Good morning ... People are apparently hoarding some of the world’s worst candy. Hope you did something more rational with your weekend.
Photo: Bastiaan Slabbers/NurPhoto via Getty Images
Both the Senate and the House are pushing forward this week on their respective opioid legislation.
What’s next: Leaders in both chambers support passing opioid legislation this year, and so far Congress is cruising smoothly towards doing so.
The health care industry is inching closer to employing 16 million people, keeping it ahead of the retail and manufacturing industries as the country's largest source of jobs. In the 18 months since President Trump was elected, health care companies have added an average of 24,000 jobs per month.
The bottom line: Everyone gets sick and dies, making health care a mostly recession-proof industry. But rising health care employment isn’t necessarily good for the economy: more jobs inevitably leads to higher spending.
Ronny Jackson, the White House doctor and Trump's pick to be the next Veterans Affairs secretary, defended his management experience over the weekend in an interview with the Lubbock Avalanche-Journal.
Key quote: Here's how Jackson responded to those questions with the Avalanche-Journal:
“I’ve been in leadership school for 23 years now. ... And I’ve been able to rise to the level of an admiral, a flag officer in the Navy. I didn’t just stumble into that. So I’ve gotten a lot of leadership background, I’ve got a lot of leadership experience as a Navy officer, and I’ve got a lot of day-to-day leadership experience,” he said. “You know, I’m not just an officer in the Navy; I’m an emergency medicine physician in the military.
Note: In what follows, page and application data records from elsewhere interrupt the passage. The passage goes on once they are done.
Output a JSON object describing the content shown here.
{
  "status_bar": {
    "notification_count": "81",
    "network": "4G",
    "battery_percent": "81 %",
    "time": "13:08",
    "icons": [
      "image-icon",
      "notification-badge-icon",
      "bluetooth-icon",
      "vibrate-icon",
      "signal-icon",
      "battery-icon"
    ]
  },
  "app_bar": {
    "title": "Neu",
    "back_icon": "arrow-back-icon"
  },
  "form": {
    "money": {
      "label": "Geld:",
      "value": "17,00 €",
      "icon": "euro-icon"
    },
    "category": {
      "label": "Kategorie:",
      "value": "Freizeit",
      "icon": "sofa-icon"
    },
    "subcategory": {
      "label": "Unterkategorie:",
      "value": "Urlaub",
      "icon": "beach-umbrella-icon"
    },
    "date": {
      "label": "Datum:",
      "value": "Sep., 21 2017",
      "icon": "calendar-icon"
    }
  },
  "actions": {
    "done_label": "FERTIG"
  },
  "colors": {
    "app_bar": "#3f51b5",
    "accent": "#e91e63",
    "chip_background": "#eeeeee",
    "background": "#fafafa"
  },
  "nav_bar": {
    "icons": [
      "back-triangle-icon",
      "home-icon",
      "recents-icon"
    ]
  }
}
I’ve been confronted on a day-to-day basis with life and death decisions."
“I think I’ve got what it takes, and you know, I don’t buy into that argument at all.”
A federal judge last week dealt the Blue Cross Blue Shield Association an early but potentially significant setback in litigation that accuses Blues' plans of anti-competitive practices.
Why it matters: Blues' plans are the largest players in many state insurance markets — and the only insurer in some parts of the Affordable Care Act's markets.